|Cooperative Classification||A61F2220/0058, A61F2002/30113, A61F2002/30563, A61F2002/30387, A61F2002/30841, A61F2002/30594, A61F2230/0013, A61F2002/30576, A61F2310/00796, A61F2002/30571, A61F2310/00976, A61F2310/00203, A61F2002/30014, A61F2310/00239, A61F2002/30125, A61F2002/30878, A61F2002/30133, A61F2002/30451, A61F2220/005, A61F2310/0097, A61F2002/30131, A61F2220/0041, A61F2310/00293, A61F2002/448, A61F2/44, A61F2002/30448, A61F2002/30581, A61F2220/0025, A61F2230/0015, A61F2002/30433, A61F2250/0018, A61F2002/3092, A61F2230/0008, A61F2002/30528, A61F2230/0006, A61F2310/00011, A61F2/442|
|Jan 27, 2006||AS||Assignment|
Owner name: SDGI HOLDINGS, INC., DELAWARE
Free format text: ASSIGNMENT OF ASSIGNORS INTEREST;ASSIGNOR:TRIEU, HAI H.;REEL/FRAME:017516/0467
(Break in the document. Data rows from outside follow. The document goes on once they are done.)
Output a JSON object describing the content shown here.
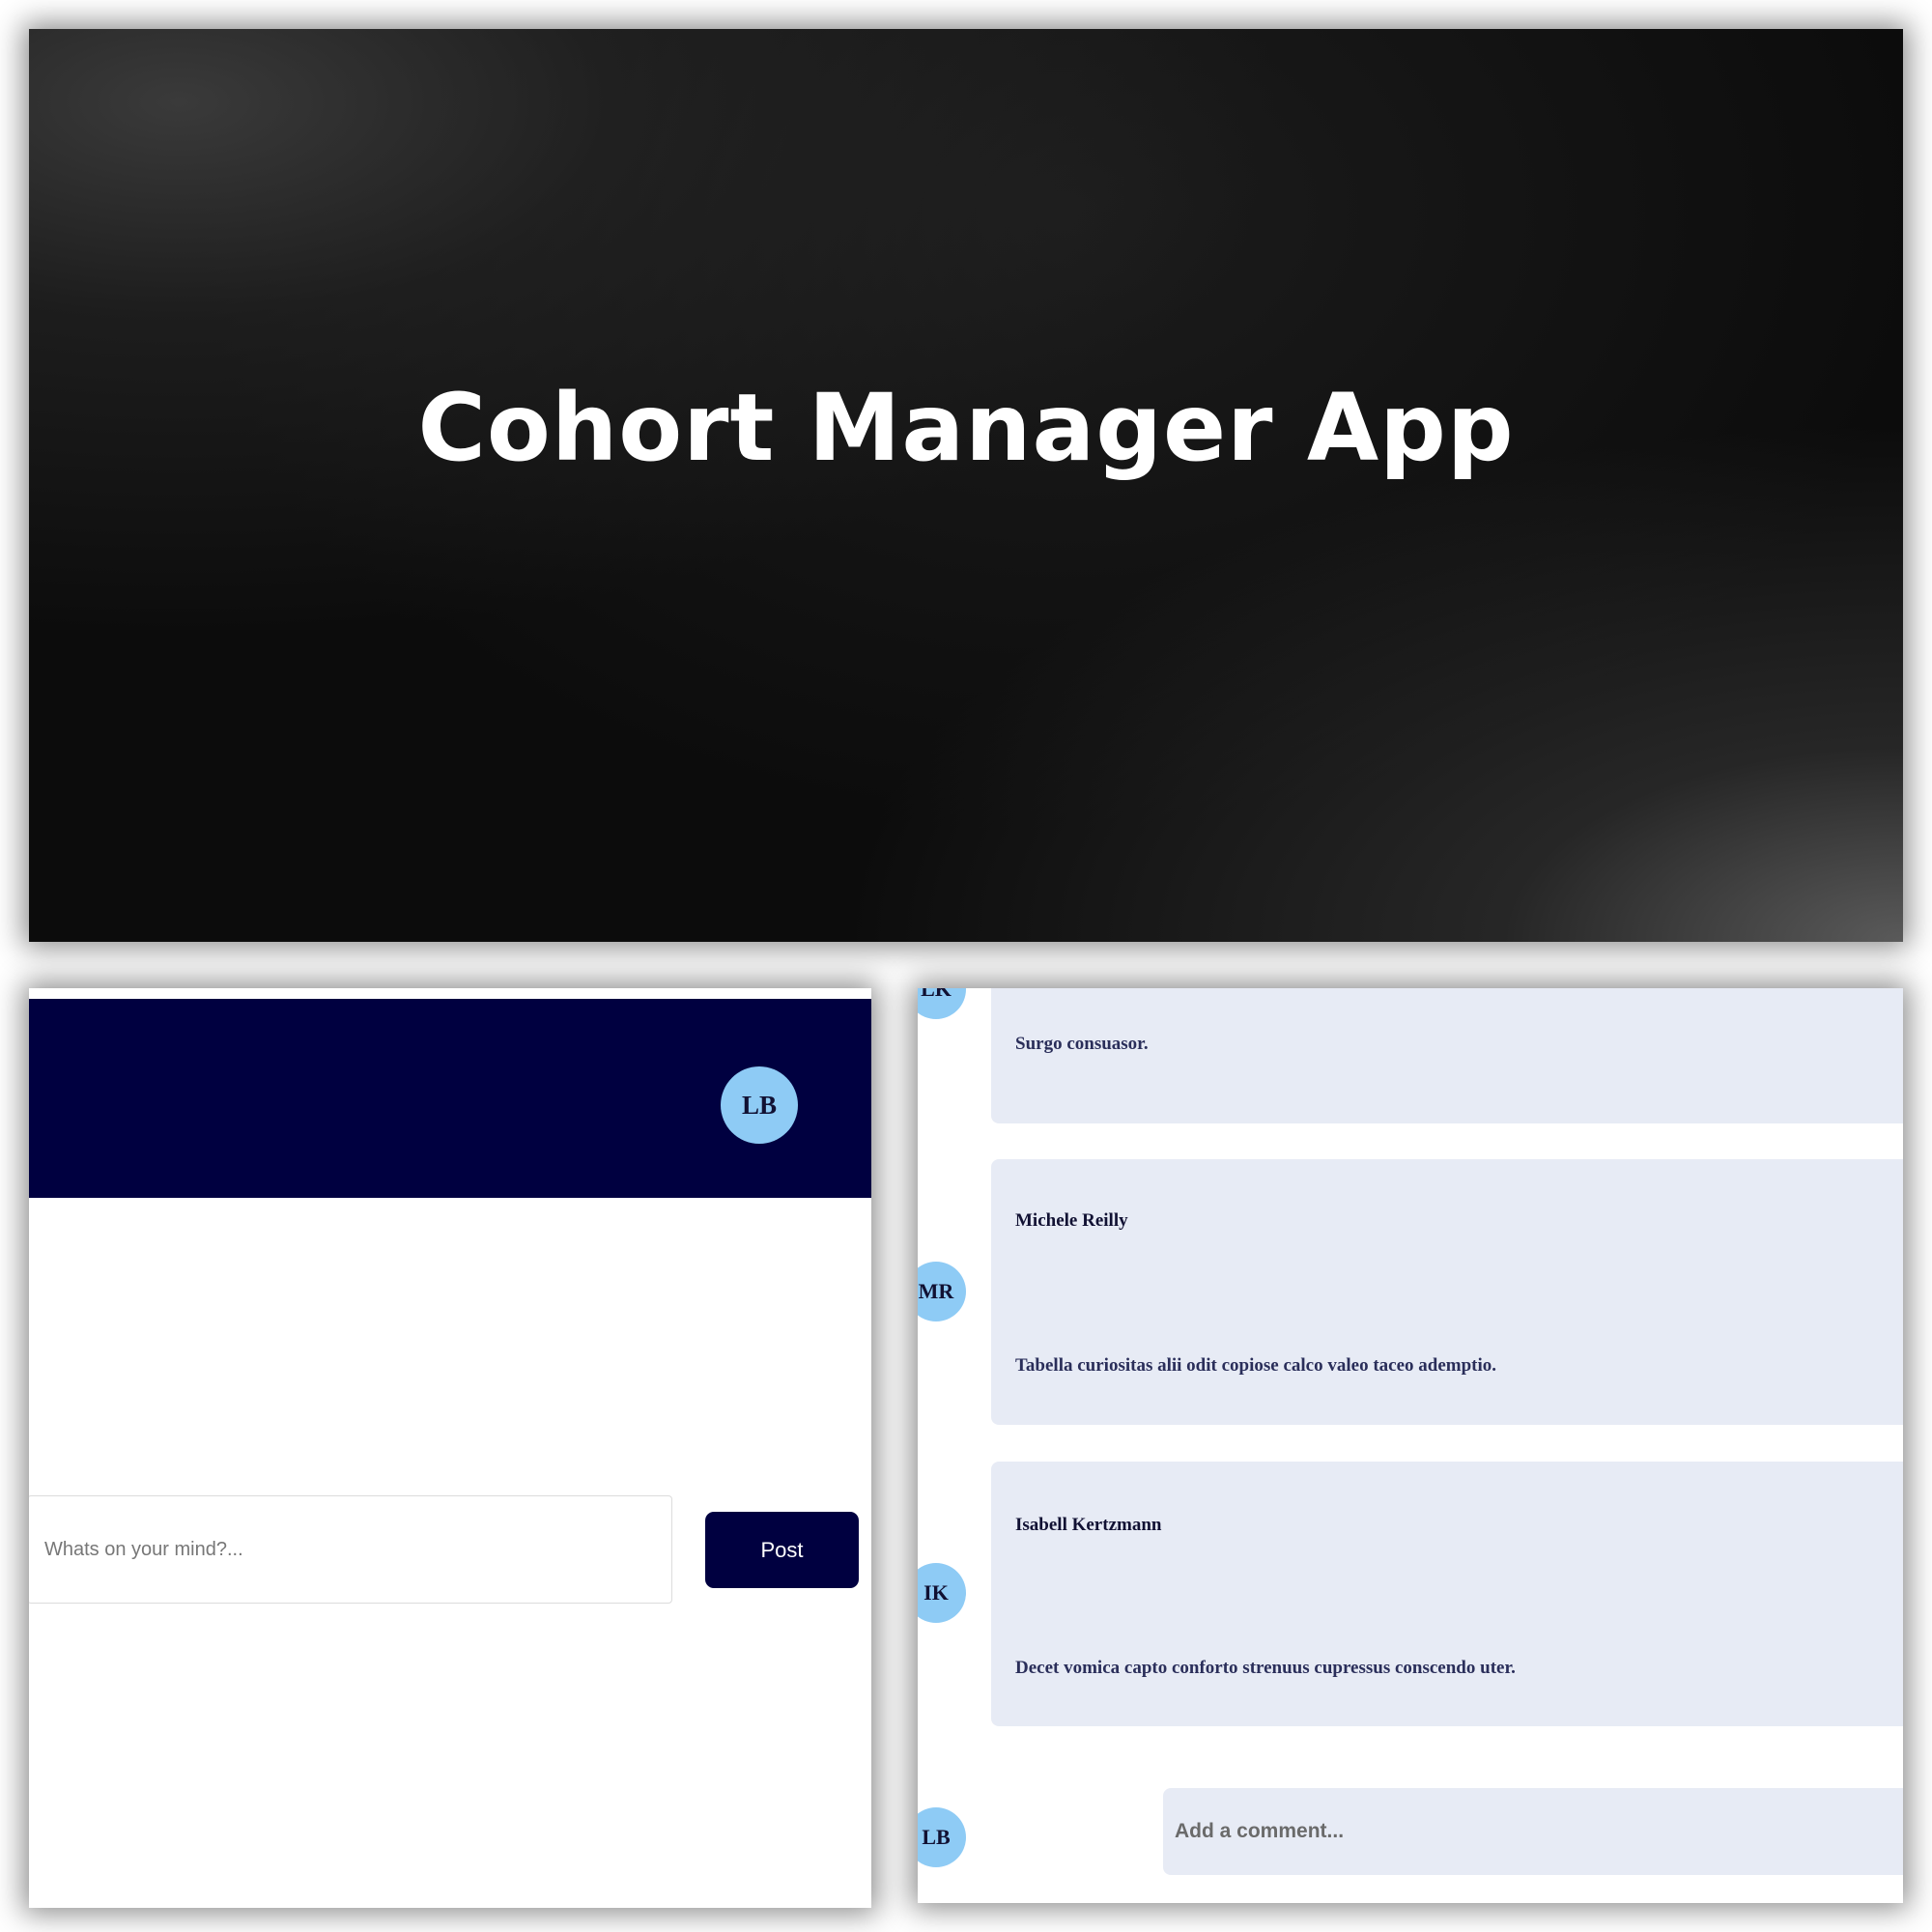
{
  "hero": {
    "title": "Cohort Manager App"
  },
  "feed": {
    "header_avatar": "LB",
    "post_placeholder": "Whats on your mind?...",
    "post_button": "Post"
  },
  "comments": {
    "items": [
      {
        "initials": "LK",
        "author": "",
        "text": "Surgo consuasor."
      },
      {
        "initials": "MR",
        "author": "Michele Reilly",
        "text": "Tabella curiositas alii odit copiose calco valeo taceo ademptio."
      },
      {
        "initials": "IK",
        "author": "Isabell Kertzmann",
        "text": "Decet vomica capto conforto strenuus cupressus conscendo uter."
      }
    ],
    "current_user_initials": "LB",
    "comment_placeholder": "Add a comment..."
  },
  "colors": {
    "header_navy": "#000040",
    "avatar_blue": "#8ecbf5",
    "card_bg": "#e7ebf5"
  }
}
Effective date: 20060111
|Mar 19, 2008||AS||Assignment|
Owner name: WARSAW ORTHOPEDIC, INC., INDIANA
Free format text: MERGER;ASSIGNOR:SDGI HOLDINGS, INC.;REEL/FRAME:020688/0393
Effective date: 20060428
Owner name: WARSAW ORTHOPEDIC, INC.,INDIANA
Free format text: MERGER;ASSIGNOR:SDGI HOLDINGS, INC.;REEL/FRAME:020688/0393
Effective date: 20060428
|Feb 25, 2013||FPAY||Fee payment|
Year of fee payment: 4